This third quilt will give me more practice to perfect Stitch-in-the- Ditch style machine quilting, using Quilt-as-You-Go technique similar to what I would use on quilt number two, quilting it in strips. I am hoping that the joining of the strips will go more smoothly as I am not having to quilt through the backing too. The backing will be one whole piece, a technique that would perhaps work better on quilt number two as well. Whoever said quilting doesn't involve brains is quite mistaken and I am working at sharpening my brain and sweeping out any cobwebs from early dementia as I work out how to construct these quilts!
Quilt #3: Machine quilting using Stitch-in-the-Ditch quilting walking foot.

Batting is yet another consideration.  On quilt number three, I am using a low loft cotton batting, ready for quilting (no pre-shrinking needed), and so far it is quilting easily, but is not producing the amount of "puff" texture that I would like.  I did note that there is a thicker cotton pellon batting that would be easy to work with, but would require pre-washing, or so I have been lead to believe. Quilt number two is going to a friend in California. Adding a back and then appliqueing my dedication design on the back, may mean the thin batting will be more than adequate weight and the pellon batting perhaps too heavy for such a warm climate? I will finish quilt number three to see how the quilting looks as well as being sure that the combination of quilting and tying works before I make a final decision as to how I finish quilt number two.

I do remember my other comforters and quilting experience from years ago. I sewed a beautiful comforter for my mother.  We decided that corduroys were especially rich in colors and would be beautiful all sewn together in a very simple multi-colored square patchwork.  It was indeed beautiful, but I tied it with a fluffy high loft batting with a corduroy backing as well.  It made for a sort of "sleigh-bundling quilt", guaranteed to keep you warm in an electrical storm with the furnace out, if not riding for hours in a sleigh on a cold winter day! Fortunately my mother used it on an an extra day bed that was only used by myself once. Its weight should have come with suffocation warnings, but was a definate cure for Restless Leg Syndrome!

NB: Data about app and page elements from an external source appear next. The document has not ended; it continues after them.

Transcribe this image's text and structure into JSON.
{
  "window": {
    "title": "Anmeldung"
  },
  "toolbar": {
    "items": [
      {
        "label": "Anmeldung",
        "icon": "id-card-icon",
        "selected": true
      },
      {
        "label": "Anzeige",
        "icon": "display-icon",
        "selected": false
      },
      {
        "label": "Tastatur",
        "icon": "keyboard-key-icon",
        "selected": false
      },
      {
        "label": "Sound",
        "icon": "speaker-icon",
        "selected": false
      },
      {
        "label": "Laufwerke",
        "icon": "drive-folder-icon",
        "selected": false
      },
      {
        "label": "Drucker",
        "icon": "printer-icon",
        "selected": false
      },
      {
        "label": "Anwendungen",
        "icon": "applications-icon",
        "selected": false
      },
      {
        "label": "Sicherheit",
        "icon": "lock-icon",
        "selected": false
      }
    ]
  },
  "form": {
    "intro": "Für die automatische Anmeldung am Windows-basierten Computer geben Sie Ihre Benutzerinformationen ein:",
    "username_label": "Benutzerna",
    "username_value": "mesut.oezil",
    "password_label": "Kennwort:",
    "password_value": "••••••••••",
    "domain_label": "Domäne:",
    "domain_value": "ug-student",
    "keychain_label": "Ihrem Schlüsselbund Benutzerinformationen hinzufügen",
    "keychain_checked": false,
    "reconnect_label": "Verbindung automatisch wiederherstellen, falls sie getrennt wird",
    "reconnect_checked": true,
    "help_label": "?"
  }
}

The jury is still out as to which machine quilting techniques will work best for quilt number two, except that it will be done in strips and quilted in a Quilt-as-You-Go* fashion.  I am noting that machine quilting, while faster than hand-quilting, is still a lot of work!!  And all of this was to facilitate finishing all my unfinished quilts I have started!! Did I mention (yet again) that I am not getting any younger? My three learning quilts have now been added to the list of quilts to complete!! Carpal tunnel and a painful trigger finger have been added to the equation. This sport of quilting is NOT for sissies!!

(*Quilt-As-You-Go is a technique where you quilt a quilt either block by block or in sections that are then joined by stitching the top seam and batting and then folding under the top seam  which is then sewn by hand using an invisible whip-stitch. It is used as a way of more easily creating smaller portions of the quilt at a time and then stitching them together to make large bed-sized quilts.)

On The Side:  Sewing fleece socks goes on throughout the year so that my inventory of three hundred pairs of socks will be ready for my shows late fall and pre-Christmas season. They help support my material addiction habits!! There is no rest for the wicked...and yet I no idle hands or mind to be wicked now!

Sewing fleece socks--during my breaks from machine quilting.
Stitched one sock at a time, I will sew 100+ pairs to add to my sock inventory.
Pre-cut socks ready for sewing. No idle hands allowed at Little House!